TASK DETAILS
Would you give the entries below again, precisely as they are written?

= Beginning of Section =

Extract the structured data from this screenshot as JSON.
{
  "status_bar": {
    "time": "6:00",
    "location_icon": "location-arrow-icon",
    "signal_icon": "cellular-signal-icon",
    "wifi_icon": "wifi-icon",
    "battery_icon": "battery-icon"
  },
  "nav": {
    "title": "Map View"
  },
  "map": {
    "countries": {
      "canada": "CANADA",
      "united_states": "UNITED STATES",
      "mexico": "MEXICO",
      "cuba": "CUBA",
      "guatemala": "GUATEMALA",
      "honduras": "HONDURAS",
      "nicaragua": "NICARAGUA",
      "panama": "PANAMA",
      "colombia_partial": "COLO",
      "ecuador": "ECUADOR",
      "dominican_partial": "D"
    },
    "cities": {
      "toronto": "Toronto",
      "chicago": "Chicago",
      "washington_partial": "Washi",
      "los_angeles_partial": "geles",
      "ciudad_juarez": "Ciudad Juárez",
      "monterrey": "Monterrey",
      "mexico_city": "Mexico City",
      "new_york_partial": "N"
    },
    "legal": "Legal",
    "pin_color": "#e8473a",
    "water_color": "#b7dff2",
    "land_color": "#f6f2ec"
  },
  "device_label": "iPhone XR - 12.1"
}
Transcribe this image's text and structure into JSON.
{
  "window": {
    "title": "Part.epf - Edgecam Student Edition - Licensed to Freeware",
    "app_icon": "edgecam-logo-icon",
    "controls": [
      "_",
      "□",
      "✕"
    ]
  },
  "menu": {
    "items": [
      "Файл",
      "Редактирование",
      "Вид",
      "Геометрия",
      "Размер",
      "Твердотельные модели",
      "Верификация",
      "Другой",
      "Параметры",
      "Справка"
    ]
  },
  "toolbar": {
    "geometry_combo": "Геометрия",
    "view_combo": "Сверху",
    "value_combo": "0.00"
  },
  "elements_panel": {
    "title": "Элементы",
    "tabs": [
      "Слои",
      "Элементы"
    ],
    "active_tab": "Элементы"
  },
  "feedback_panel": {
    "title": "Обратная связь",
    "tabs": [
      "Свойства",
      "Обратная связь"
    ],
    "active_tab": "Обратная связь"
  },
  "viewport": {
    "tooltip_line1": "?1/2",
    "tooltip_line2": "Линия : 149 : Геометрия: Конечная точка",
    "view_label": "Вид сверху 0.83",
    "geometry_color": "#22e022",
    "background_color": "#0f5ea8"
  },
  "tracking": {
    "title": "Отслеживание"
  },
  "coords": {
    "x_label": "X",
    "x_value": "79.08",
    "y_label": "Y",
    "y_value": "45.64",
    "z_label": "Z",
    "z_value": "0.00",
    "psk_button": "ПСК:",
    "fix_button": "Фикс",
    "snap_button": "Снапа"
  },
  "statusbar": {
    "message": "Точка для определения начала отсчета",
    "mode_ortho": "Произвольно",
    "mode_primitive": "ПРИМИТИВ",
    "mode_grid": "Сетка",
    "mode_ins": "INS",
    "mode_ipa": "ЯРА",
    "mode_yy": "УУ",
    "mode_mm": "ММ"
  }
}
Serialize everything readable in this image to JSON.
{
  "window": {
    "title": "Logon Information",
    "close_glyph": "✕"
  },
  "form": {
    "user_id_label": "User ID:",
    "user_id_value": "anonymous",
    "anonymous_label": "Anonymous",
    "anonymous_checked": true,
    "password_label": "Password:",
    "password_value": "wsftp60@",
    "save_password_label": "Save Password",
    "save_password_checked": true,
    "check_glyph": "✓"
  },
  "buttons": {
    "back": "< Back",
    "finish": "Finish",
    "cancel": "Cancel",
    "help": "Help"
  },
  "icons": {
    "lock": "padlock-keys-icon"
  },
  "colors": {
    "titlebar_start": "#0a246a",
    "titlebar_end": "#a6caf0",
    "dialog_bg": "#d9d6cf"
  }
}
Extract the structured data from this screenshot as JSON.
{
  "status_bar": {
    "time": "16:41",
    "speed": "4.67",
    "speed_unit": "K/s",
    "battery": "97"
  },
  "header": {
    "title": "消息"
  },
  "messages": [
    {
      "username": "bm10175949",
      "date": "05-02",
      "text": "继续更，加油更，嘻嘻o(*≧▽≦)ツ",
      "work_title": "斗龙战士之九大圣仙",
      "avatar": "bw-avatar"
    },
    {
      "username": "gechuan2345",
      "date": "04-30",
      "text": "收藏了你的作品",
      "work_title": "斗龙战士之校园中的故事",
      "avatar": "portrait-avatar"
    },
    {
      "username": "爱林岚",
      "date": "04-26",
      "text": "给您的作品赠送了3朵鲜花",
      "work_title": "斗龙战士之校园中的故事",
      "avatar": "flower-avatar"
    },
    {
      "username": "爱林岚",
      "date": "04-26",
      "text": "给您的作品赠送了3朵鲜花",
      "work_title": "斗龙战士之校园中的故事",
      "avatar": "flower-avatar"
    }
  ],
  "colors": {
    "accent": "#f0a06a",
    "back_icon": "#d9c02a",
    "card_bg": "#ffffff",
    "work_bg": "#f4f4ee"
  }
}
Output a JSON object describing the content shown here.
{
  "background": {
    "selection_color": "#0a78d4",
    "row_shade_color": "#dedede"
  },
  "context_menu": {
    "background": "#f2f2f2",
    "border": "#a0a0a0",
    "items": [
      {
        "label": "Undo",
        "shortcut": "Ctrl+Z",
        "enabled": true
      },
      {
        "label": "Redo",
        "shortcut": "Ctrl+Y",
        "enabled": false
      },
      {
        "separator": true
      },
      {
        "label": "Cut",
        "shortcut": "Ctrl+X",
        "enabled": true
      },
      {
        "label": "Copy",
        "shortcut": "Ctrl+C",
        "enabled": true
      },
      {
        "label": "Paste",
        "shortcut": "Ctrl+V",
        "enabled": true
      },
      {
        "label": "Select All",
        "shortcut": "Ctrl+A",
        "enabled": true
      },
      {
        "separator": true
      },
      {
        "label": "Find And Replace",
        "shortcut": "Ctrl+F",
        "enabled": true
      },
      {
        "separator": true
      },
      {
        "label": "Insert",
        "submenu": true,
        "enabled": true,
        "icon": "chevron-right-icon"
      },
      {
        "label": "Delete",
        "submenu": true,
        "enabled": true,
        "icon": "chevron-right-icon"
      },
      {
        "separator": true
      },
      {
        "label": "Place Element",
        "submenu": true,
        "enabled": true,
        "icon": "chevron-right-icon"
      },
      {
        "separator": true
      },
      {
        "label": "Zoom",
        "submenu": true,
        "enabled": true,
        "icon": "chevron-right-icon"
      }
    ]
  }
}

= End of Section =

ANSWER BOX
Extract the structured data from this screenshot as JSON.
{
  "status_bar": {
    "time": "6:00",
    "location_icon": "location-arrow-icon",
    "signal_icon": "cellular-signal-icon",
    "wifi_icon": "wifi-icon",
    "battery_icon": "battery-icon"
  },
  "nav": {
    "title": "Map View"
  },
  "map": {
    "countries": {
      "canada": "CANADA",
      "united_states": "UNITED STATES",
      "mexico": "MEXICO",
      "cuba": "CUBA",
      "guatemala": "GUATEMALA",
      "honduras": "HONDURAS",
      "nicaragua": "NICARAGUA",
      "panama": "PANAMA",
      "colombia_partial": "COLO",
      "ecuador": "ECUADOR",
      "dominican_partial": "D"
    },
    "cities": {
      "toronto": "Toronto",
      "chicago": "Chicago",
      "washington_partial": "Washi",
      "los_angeles_partial": "geles",
      "ciudad_juarez": "Ciudad Juárez",
      "monterrey": "Monterrey",
      "mexico_city": "Mexico City",
      "new_york_partial": "N"
    },
    "legal": "Legal",
    "pin_color": "#e8473a",
    "water_color": "#b7dff2",
    "land_color": "#f6f2ec"
  },
  "device_label": "iPhone XR - 12.1"
}
Transcribe this image's text and structure into JSON.
{
  "window": {
    "title": "Part.epf - Edgecam Student Edition - Licensed to Freeware",
    "app_icon": "edgecam-logo-icon",
    "controls": [
      "_",
      "□",
      "✕"
    ]
  },
  "menu": {
    "items": [
      "Файл",
      "Редактирование",
      "Вид",
      "Геометрия",
      "Размер",
      "Твердотельные модели",
      "Верификация",
      "Другой",
      "Параметры",
      "Справка"
    ]
  },
  "toolbar": {
    "geometry_combo": "Геометрия",
    "view_combo": "Сверху",
    "value_combo": "0.00"
  },
  "elements_panel": {
    "title": "Элементы",
    "tabs": [
      "Слои",
      "Элементы"
    ],
    "active_tab": "Элементы"
  },
  "feedback_panel": {
    "title": "Обратная связь",
    "tabs": [
      "Свойства",
      "Обратная связь"
    ],
    "active_tab": "Обратная связь"
  },
  "viewport": {
    "tooltip_line1": "?1/2",
    "tooltip_line2": "Линия : 149 : Геометрия: Конечная точка",
    "view_label": "Вид сверху 0.83",
    "geometry_color": "#22e022",
    "background_color": "#0f5ea8"
  },
  "tracking": {
    "title": "Отслеживание"
  },
  "coords": {
    "x_label": "X",
    "x_value": "79.08",
    "y_label": "Y",
    "y_value": "45.64",
    "z_label": "Z",
    "z_value": "0.00",
    "psk_button": "ПСК:",
    "fix_button": "Фикс",
    "snap_button": "Снапа"
  },
  "statusbar": {
    "message": "Точка для определения начала отсчета",
    "mode_ortho": "Произвольно",
    "mode_primitive": "ПРИМИТИВ",
    "mode_grid": "Сетка",
    "mode_ins": "INS",
    "mode_ipa": "ЯРА",
    "mode_yy": "УУ",
    "mode_mm": "ММ"
  }
}
Serialize everything readable in this image to JSON.
{
  "window": {
    "title": "Logon Information",
    "close_glyph": "✕"
  },
  "form": {
    "user_id_label": "User ID:",
    "user_id_value": "anonymous",
    "anonymous_label": "Anonymous",
    "anonymous_checked": true,
    "password_label": "Password:",
    "password_value": "wsftp60@",
    "save_password_label": "Save Password",
    "save_password_checked": true,
    "check_glyph": "✓"
  },
  "buttons": {
    "back": "< Back",
    "finish": "Finish",
    "cancel": "Cancel",
    "help": "Help"
  },
  "icons": {
    "lock": "padlock-keys-icon"
  },
  "colors": {
    "titlebar_start": "#0a246a",
    "titlebar_end": "#a6caf0",
    "dialog_bg": "#d9d6cf"
  }
}
Extract the structured data from this screenshot as JSON.
{
  "status_bar": {
    "time": "16:41",
    "speed": "4.67",
    "speed_unit": "K/s",
    "battery": "97"
  },
  "header": {
    "title": "消息"
  },
  "messages": [
    {
      "username": "bm10175949",
      "date": "05-02",
      "text": "继续更，加油更，嘻嘻o(*≧▽≦)ツ",
      "work_title": "斗龙战士之九大圣仙",
      "avatar": "bw-avatar"
    },
    {
      "username": "gechuan2345",
      "date": "04-30",
      "text": "收藏了你的作品",
      "work_title": "斗龙战士之校园中的故事",
      "avatar": "portrait-avatar"
    },
    {
      "username": "爱林岚",
      "date": "04-26",
      "text": "给您的作品赠送了3朵鲜花",
      "work_title": "斗龙战士之校园中的故事",
      "avatar": "flower-avatar"
    },
    {
      "username": "爱林岚",
      "date": "04-26",
      "text": "给您的作品赠送了3朵鲜花",
      "work_title": "斗龙战士之校园中的故事",
      "avatar": "flower-avatar"
    }
  ],
  "colors": {
    "accent": "#f0a06a",
    "back_icon": "#d9c02a",
    "card_bg": "#ffffff",
    "work_bg": "#f4f4ee"
  }
}
Output a JSON object describing the content shown here.
{
  "background": {
    "selection_color": "#0a78d4",
    "row_shade_color": "#dedede"
  },
  "context_menu": {
    "background": "#f2f2f2",
    "border": "#a0a0a0",
    "items": [
      {
        "label": "Undo",
        "shortcut": "Ctrl+Z",
        "enabled": true
      },
      {
        "label": "Redo",
        "shortcut": "Ctrl+Y",
        "enabled": false
      },
      {
        "separator": true
      },
      {
        "label": "Cut",
        "shortcut": "Ctrl+X",
        "enabled": true
      },
      {
        "label": "Copy",
        "shortcut": "Ctrl+C",
        "enabled": true
      },
      {
        "label": "Paste",
        "shortcut": "Ctrl+V",
        "enabled": true
      },
      {
        "label": "Select All",
        "shortcut": "Ctrl+A",
        "enabled": true
      },
      {
        "separator": true
      },
      {
        "label": "Find And Replace",
        "shortcut": "Ctrl+F",
        "enabled": true
      },
      {
        "separator": true
      },
      {
        "label": "Insert",
        "submenu": true,
        "enabled": true,
        "icon": "chevron-right-icon"
      },
      {
        "label": "Delete",
        "submenu": true,
        "enabled": true,
        "icon": "chevron-right-icon"
      },
      {
        "separator": true
      },
      {
        "label": "Place Element",
        "submenu": true,
        "enabled": true,
        "icon": "chevron-right-icon"
      },
      {
        "separator": true
      },
      {
        "label": "Zoom",
        "submenu": true,
        "enabled": true,
        "icon": "chevron-right-icon"
      }
    ]
  }
}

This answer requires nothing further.